** Data records follows **

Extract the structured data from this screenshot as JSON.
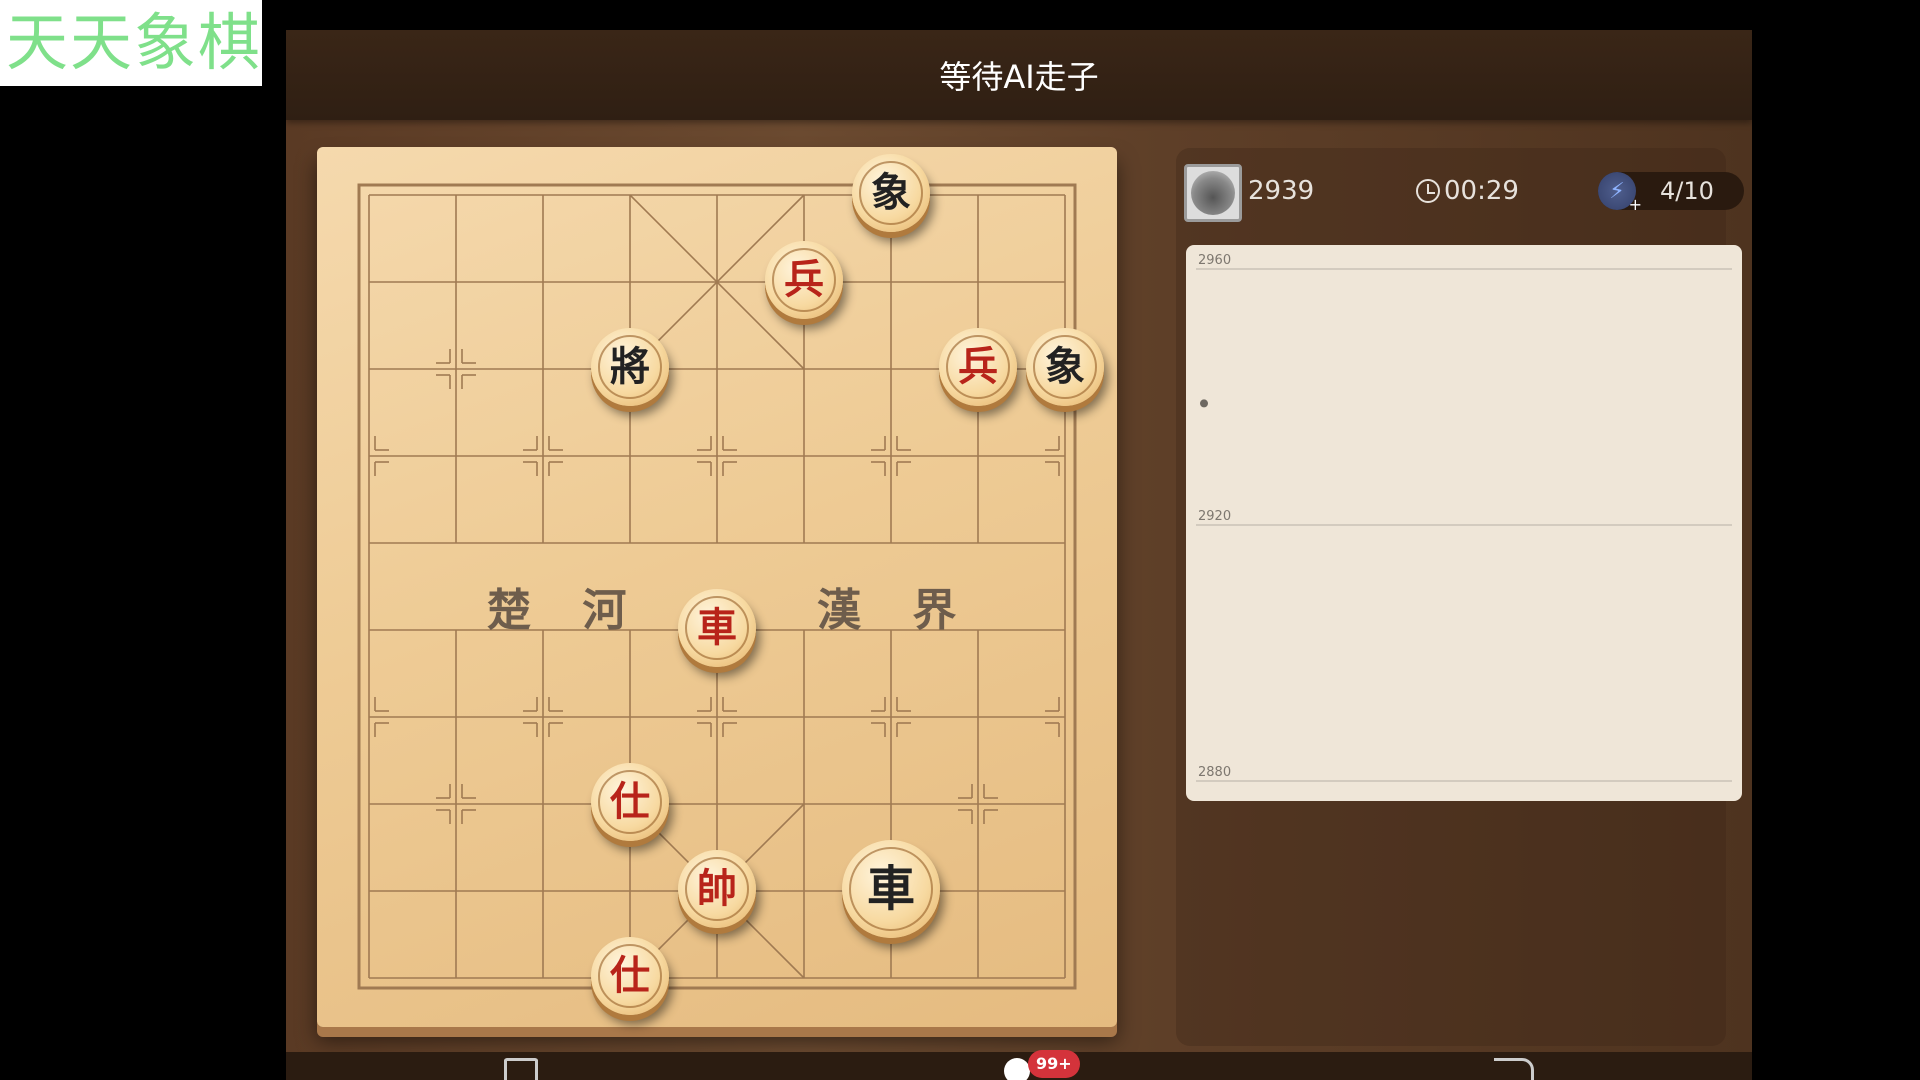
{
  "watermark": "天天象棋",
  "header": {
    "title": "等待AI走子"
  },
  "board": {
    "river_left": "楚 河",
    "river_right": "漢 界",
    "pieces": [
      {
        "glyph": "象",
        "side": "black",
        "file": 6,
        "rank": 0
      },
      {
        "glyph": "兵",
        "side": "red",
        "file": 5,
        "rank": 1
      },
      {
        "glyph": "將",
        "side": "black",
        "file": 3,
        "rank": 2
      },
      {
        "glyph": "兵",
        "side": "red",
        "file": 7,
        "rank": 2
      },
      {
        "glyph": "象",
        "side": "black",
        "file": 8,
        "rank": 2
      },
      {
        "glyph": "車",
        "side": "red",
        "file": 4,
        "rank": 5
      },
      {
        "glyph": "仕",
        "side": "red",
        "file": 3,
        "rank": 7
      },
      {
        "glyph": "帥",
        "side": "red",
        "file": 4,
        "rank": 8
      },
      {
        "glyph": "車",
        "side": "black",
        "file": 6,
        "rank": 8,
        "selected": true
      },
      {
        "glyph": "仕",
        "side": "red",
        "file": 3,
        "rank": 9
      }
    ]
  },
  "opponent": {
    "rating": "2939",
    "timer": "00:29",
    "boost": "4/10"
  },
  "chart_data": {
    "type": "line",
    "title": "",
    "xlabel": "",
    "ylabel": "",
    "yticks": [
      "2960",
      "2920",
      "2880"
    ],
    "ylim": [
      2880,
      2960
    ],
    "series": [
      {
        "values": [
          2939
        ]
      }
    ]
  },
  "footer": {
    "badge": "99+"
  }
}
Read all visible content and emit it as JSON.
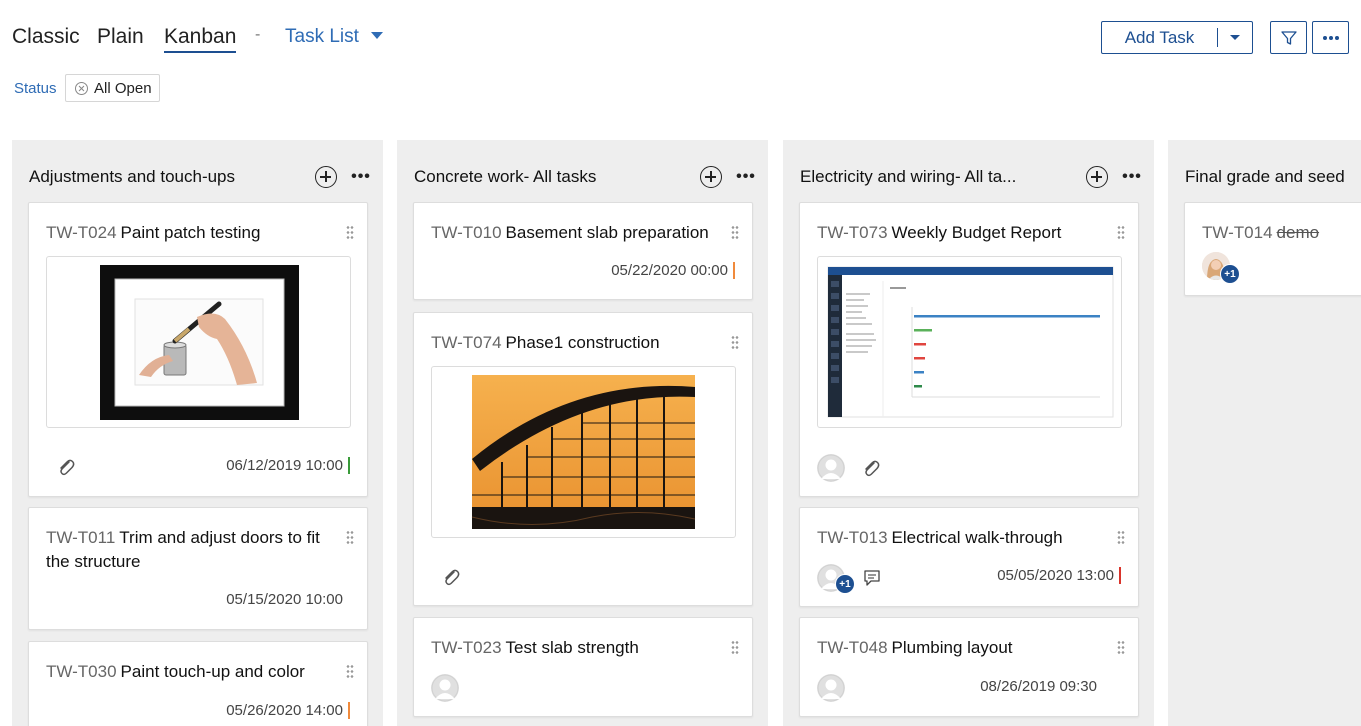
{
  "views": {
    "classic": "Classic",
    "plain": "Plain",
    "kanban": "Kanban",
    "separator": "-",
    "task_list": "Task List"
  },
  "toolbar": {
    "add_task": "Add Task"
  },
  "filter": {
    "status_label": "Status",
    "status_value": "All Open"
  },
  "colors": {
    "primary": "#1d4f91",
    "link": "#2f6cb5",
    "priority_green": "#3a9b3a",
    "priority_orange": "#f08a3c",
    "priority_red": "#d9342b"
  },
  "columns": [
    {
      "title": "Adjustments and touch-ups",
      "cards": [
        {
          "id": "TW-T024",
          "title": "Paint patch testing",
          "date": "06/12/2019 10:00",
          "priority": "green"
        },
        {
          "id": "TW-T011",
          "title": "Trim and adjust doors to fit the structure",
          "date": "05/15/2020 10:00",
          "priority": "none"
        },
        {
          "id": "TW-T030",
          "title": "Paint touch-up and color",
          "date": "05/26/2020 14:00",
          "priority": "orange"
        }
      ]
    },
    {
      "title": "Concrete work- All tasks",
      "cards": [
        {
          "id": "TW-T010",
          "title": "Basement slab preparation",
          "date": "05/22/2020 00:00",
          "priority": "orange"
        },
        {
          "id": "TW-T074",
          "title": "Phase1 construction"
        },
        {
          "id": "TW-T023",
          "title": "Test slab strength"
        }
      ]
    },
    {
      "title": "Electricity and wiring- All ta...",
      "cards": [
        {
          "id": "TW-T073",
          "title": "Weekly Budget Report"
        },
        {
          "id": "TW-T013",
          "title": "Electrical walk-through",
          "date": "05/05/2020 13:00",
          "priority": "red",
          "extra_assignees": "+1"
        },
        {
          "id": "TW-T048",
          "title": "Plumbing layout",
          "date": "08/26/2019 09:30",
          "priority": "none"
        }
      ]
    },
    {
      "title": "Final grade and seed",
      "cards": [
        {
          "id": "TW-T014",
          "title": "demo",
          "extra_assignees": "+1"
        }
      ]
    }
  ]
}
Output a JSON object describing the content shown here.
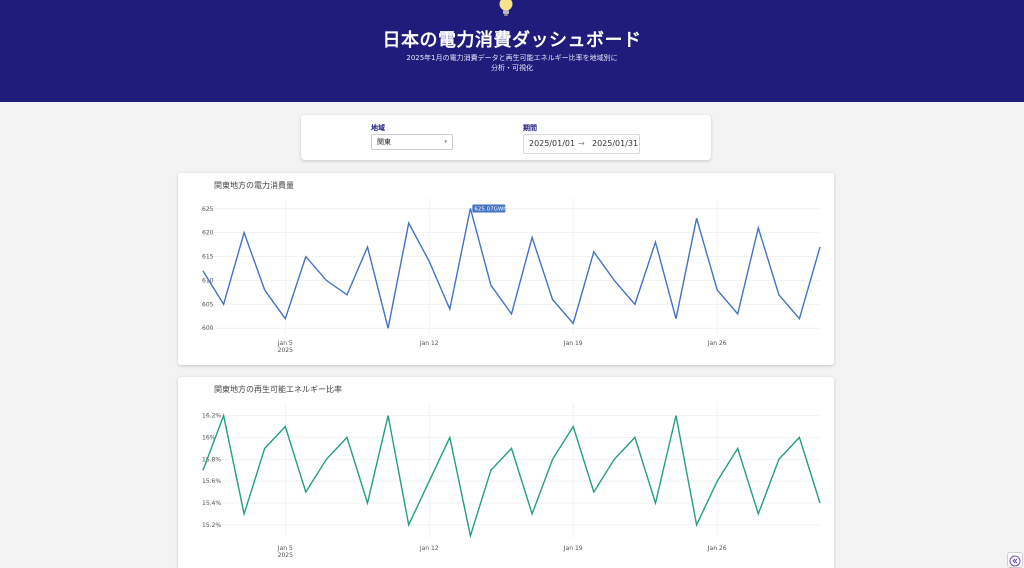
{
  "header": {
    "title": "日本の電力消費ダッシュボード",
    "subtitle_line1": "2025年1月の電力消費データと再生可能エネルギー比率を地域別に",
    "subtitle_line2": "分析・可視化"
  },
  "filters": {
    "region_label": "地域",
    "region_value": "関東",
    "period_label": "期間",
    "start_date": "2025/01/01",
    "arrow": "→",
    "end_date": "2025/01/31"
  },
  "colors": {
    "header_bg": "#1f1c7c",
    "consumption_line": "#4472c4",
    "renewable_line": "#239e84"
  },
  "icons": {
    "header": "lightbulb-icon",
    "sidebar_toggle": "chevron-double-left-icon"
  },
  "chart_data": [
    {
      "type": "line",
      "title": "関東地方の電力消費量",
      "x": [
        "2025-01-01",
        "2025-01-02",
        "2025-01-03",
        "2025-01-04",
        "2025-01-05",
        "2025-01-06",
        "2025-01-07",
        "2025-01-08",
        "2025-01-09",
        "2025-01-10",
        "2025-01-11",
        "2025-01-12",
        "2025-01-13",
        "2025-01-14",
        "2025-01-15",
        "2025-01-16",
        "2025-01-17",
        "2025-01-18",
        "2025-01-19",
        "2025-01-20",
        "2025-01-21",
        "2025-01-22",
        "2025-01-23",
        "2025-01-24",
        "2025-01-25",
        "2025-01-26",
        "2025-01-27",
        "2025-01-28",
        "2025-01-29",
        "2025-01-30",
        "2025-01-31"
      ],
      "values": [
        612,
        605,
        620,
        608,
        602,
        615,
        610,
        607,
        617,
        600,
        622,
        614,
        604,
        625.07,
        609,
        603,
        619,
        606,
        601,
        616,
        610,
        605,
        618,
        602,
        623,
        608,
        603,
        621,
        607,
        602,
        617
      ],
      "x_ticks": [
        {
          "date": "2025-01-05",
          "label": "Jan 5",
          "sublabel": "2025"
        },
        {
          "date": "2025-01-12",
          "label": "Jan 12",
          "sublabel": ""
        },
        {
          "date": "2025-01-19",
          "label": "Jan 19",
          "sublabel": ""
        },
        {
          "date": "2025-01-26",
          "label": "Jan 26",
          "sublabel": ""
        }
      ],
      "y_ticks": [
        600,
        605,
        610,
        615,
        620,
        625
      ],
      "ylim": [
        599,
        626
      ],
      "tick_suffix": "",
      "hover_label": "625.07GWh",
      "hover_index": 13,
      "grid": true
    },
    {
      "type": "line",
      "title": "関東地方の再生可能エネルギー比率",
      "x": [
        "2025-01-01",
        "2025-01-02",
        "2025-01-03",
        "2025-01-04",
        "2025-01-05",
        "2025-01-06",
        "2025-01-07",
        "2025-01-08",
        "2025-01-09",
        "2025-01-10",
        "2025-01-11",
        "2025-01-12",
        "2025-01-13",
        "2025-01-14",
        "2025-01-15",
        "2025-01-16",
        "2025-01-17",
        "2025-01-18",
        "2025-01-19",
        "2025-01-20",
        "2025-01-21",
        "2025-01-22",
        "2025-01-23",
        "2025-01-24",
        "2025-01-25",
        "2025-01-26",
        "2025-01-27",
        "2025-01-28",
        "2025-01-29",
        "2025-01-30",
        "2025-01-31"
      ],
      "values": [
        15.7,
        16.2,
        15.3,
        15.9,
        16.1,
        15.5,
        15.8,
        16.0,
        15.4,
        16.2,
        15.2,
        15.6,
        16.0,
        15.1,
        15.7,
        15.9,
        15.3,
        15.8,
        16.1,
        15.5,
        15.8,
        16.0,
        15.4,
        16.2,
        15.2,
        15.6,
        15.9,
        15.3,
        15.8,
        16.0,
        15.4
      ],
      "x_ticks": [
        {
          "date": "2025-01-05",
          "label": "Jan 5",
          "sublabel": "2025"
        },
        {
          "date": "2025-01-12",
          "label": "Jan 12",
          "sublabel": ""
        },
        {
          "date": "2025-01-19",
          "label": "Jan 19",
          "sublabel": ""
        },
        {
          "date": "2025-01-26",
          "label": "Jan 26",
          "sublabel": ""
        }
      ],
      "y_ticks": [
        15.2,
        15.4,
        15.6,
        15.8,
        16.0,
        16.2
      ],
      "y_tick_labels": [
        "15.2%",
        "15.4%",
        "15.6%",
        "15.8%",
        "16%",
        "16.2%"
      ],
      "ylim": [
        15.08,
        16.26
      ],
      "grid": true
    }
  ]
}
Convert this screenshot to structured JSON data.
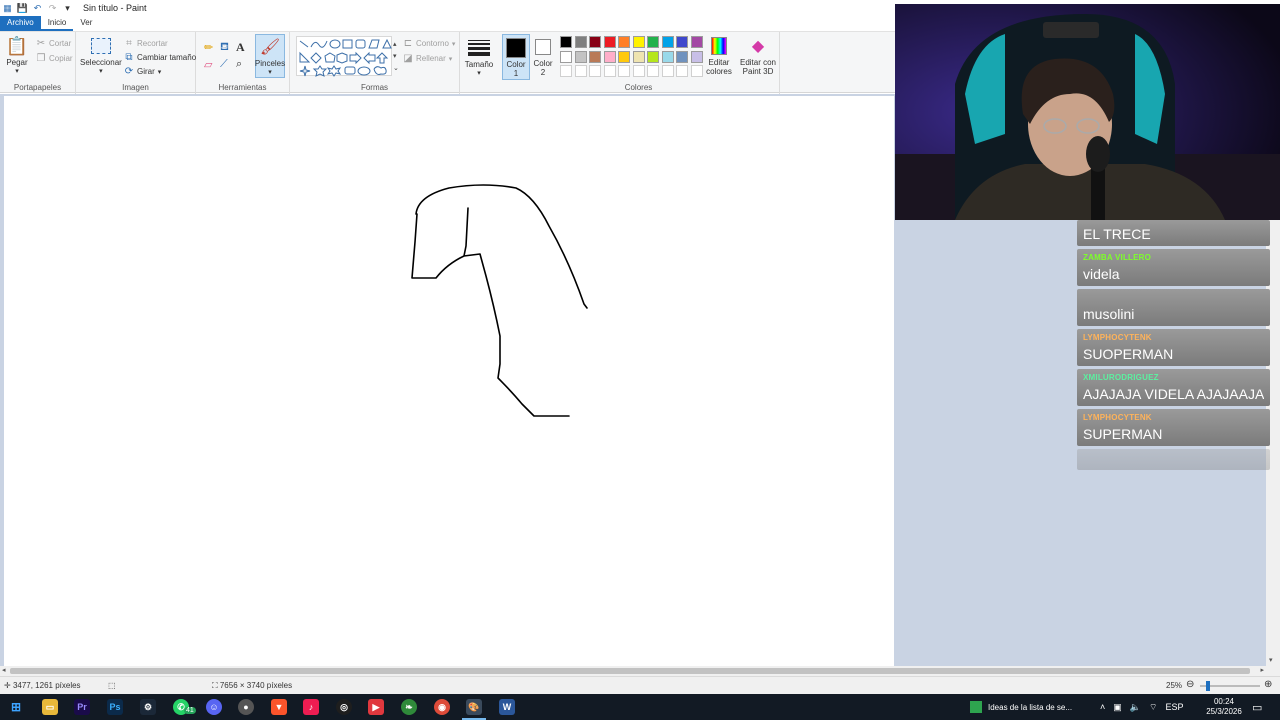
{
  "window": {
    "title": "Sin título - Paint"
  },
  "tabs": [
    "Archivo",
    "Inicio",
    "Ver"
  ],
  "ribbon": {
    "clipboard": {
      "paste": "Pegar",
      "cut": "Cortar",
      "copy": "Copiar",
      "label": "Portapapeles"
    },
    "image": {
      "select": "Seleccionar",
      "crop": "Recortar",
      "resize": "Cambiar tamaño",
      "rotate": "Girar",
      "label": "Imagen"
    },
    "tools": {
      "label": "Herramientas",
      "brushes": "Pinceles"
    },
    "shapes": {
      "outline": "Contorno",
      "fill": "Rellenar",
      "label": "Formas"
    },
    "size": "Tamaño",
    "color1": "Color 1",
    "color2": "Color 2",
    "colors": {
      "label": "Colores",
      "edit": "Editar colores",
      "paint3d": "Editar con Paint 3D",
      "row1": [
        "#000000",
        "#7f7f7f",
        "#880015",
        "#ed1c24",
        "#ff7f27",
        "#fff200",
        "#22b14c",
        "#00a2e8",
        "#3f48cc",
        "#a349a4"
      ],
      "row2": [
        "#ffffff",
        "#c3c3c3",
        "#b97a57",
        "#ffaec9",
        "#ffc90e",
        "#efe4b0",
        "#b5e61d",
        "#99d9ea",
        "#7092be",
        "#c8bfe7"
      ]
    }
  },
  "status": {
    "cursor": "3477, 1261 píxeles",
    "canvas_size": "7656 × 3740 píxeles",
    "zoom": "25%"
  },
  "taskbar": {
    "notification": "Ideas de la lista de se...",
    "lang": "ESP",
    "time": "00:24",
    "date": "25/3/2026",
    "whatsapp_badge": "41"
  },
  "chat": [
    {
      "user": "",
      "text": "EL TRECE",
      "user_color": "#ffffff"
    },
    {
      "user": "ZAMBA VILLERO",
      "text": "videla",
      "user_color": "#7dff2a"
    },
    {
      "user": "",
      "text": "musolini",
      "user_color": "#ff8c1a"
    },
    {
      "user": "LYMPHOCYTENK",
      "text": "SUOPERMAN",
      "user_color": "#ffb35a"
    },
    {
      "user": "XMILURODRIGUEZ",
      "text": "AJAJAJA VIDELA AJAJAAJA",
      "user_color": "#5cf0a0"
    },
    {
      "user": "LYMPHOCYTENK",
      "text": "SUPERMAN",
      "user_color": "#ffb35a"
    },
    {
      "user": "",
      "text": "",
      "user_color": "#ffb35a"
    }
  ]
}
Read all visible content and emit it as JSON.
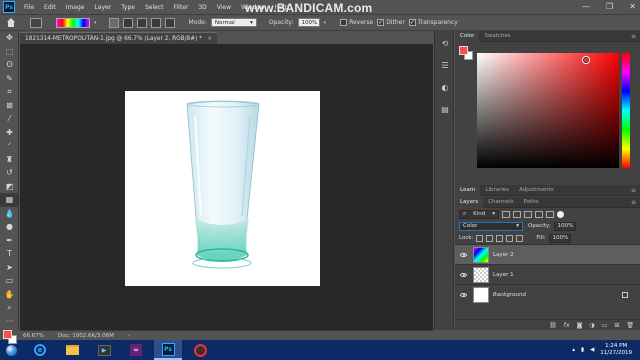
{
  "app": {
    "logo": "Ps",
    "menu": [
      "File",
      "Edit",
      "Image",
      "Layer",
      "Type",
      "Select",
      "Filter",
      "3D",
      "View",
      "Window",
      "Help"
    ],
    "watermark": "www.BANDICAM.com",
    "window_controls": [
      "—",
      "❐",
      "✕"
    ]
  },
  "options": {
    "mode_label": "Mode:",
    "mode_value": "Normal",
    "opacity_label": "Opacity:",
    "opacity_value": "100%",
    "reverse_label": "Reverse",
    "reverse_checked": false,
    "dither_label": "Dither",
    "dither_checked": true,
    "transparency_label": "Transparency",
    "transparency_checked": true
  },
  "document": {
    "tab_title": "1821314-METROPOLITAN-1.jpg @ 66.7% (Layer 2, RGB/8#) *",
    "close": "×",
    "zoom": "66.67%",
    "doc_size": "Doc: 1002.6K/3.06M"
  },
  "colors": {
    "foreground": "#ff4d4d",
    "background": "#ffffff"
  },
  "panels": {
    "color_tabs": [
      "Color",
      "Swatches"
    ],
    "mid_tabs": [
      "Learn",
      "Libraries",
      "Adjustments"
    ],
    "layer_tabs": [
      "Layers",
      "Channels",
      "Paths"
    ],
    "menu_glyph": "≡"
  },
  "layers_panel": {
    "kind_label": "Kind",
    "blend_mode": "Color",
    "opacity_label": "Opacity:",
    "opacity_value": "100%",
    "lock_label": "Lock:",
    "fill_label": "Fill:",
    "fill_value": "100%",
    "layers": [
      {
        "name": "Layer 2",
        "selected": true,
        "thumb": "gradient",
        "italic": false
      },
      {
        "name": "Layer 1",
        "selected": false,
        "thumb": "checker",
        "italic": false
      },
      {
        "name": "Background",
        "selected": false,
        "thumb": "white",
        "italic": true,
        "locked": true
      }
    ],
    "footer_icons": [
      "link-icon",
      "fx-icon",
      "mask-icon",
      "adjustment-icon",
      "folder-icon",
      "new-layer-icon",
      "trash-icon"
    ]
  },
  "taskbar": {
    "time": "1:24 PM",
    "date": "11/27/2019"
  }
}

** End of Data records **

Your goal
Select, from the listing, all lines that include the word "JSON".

Expected output
Extract the structured data from this screenshot as JSON.
Read all visible content and emit it as JSON.
Output a JSON object describing the content shown here.
Convert this screenshot to structured JSON data.
Read all visible content and emit it as JSON.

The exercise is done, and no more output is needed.